If a potential candidate disclosed that they were transgender or intersex, do you understand some of the challenges that this person may face if put forward for a role in a non-inclusive culture; even if the organisation rated diversity as high on their EVP?
It is imperative that internal recruitment teams are trained in LGBTI awareness / inclusivity and that sufficient coverage is given to the difficulty faced by many transgender people. While this may not be the experience of every transgender person, the fear around recruitment is very real for the majority of people.
Education for external recruiters is also important. If an organisation is genuinely LGBTI inclusive, external recruiters need to know this. This should be clearly spoken about amongst your other diversity initiatives as a cultural value add during the recruitment process. This will provide people with the confidence to disclose or ask further questions in relation to the extent of the organisations inclusivity.

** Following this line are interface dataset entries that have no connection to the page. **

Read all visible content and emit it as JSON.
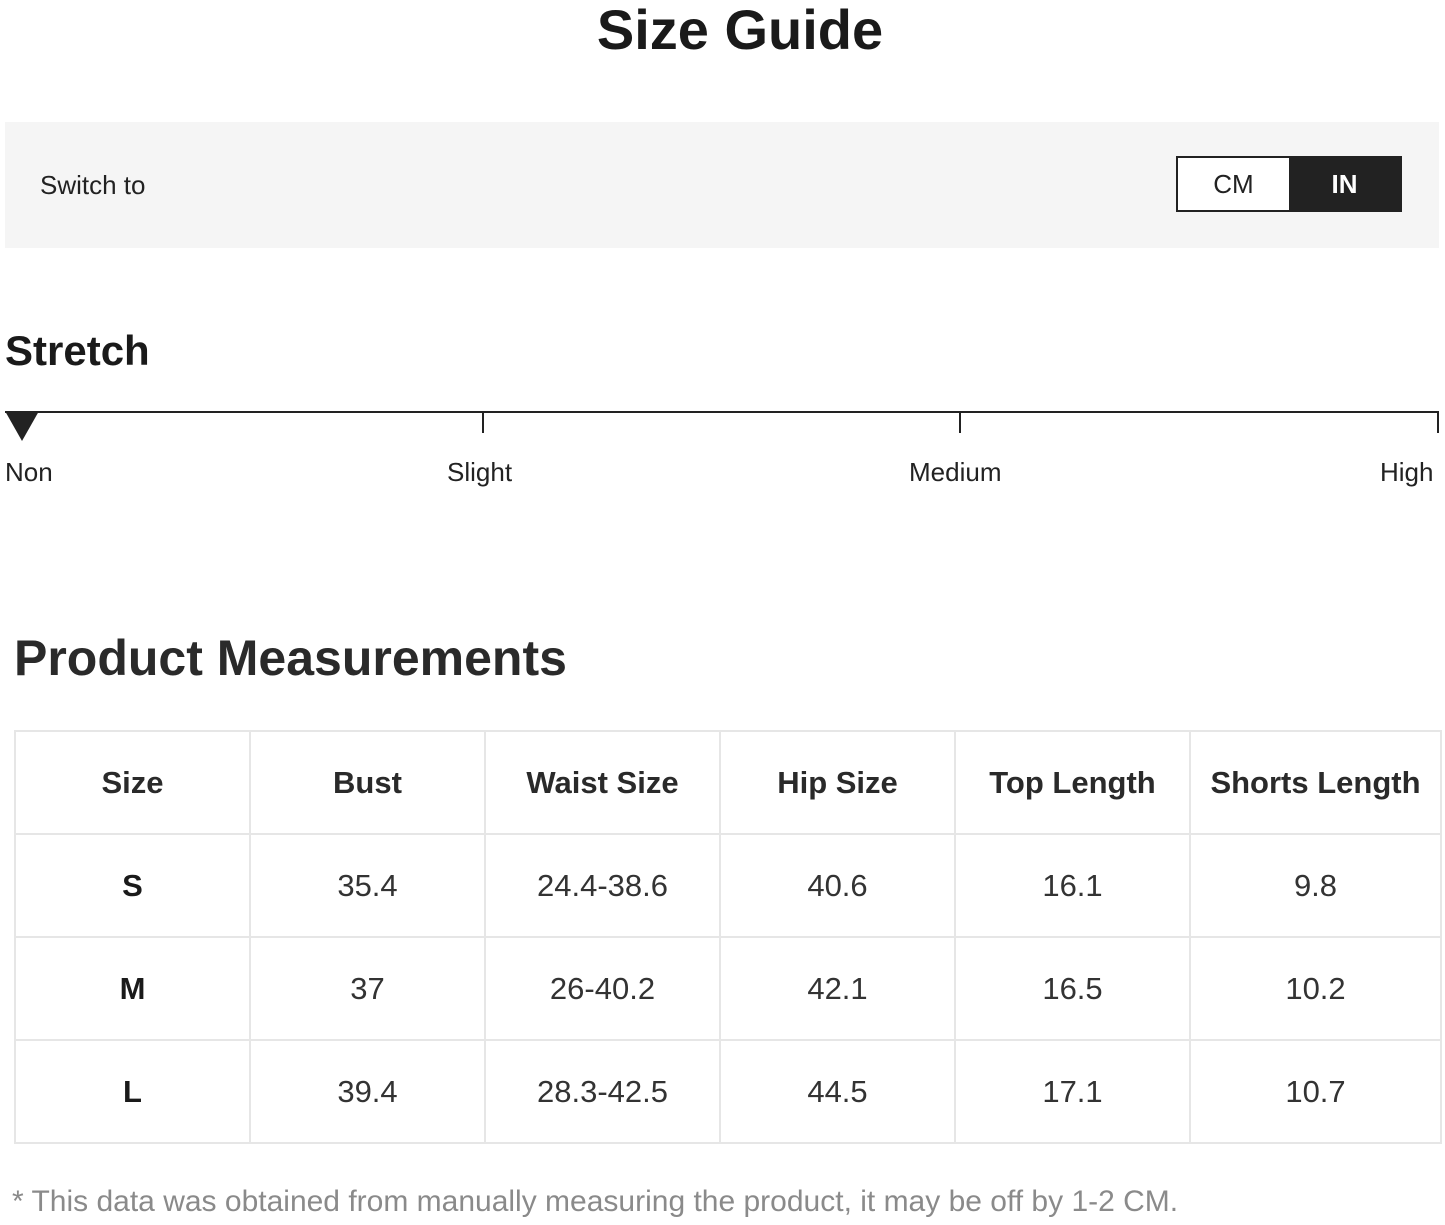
{
  "page_title": "Size Guide",
  "switch": {
    "label": "Switch to",
    "options": [
      "CM",
      "IN"
    ],
    "selected": "IN"
  },
  "stretch": {
    "title": "Stretch",
    "levels": [
      "Non",
      "Slight",
      "Medium",
      "High"
    ],
    "current": "Non"
  },
  "measurements": {
    "title": "Product Measurements",
    "headers": [
      "Size",
      "Bust",
      "Waist Size",
      "Hip Size",
      "Top Length",
      "Shorts Length"
    ],
    "rows": [
      [
        "S",
        "35.4",
        "24.4-38.6",
        "40.6",
        "16.1",
        "9.8"
      ],
      [
        "M",
        "37",
        "26-40.2",
        "42.1",
        "16.5",
        "10.2"
      ],
      [
        "L",
        "39.4",
        "28.3-42.5",
        "44.5",
        "17.1",
        "10.7"
      ]
    ]
  },
  "footnote": "* This data was obtained from manually measuring the product, it may be off by 1-2 CM.",
  "colors": {
    "active_toggle": "#222222",
    "panel_background": "#f5f5f5",
    "table_border": "#e6e6e6"
  }
}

If you would welcome transgender, gender diverse, intersex candidates, communicate this also. Even though we include transgender and intersex people within commonly used acronyms, communicating this will ensure that the ‘T’ and ‘I’ in LGBTI is not assumed to be a tokenistic add-on.
Gender diverse individuals generally will have more obstacles to overcome in seeking employment, most of which aren’t given any consideration. If someone discloses that they are transgender, agender, bi-gender, inter-gender or gender fluid within an interview process, how would you respond? Do you know what they mean? Do you have an idea of what that the employee may value? Do you understand what some of the expectations of the employer would be?
We need to understand the extent of an organisations inclusivity. Once we understand this, we can respectfully discuss and address any concerns or questions from sex or gender diverse employees; and in the case of external recruiters, possibly point people in the direction of inclusive employers.
As more organisations promote themselves as LGBTI inclusive, the expectations of your potential candidates will increase. Questions will be asked. The question is, can you answer them?
Dawn Hough is Director of ACON’s Pride in Diversity initiative, Australia’s national not-for-profit employer support program for LGBTI workplace inclusion. For more information on Pride in Diversity or inclusivity training please call (02) 9206 2139.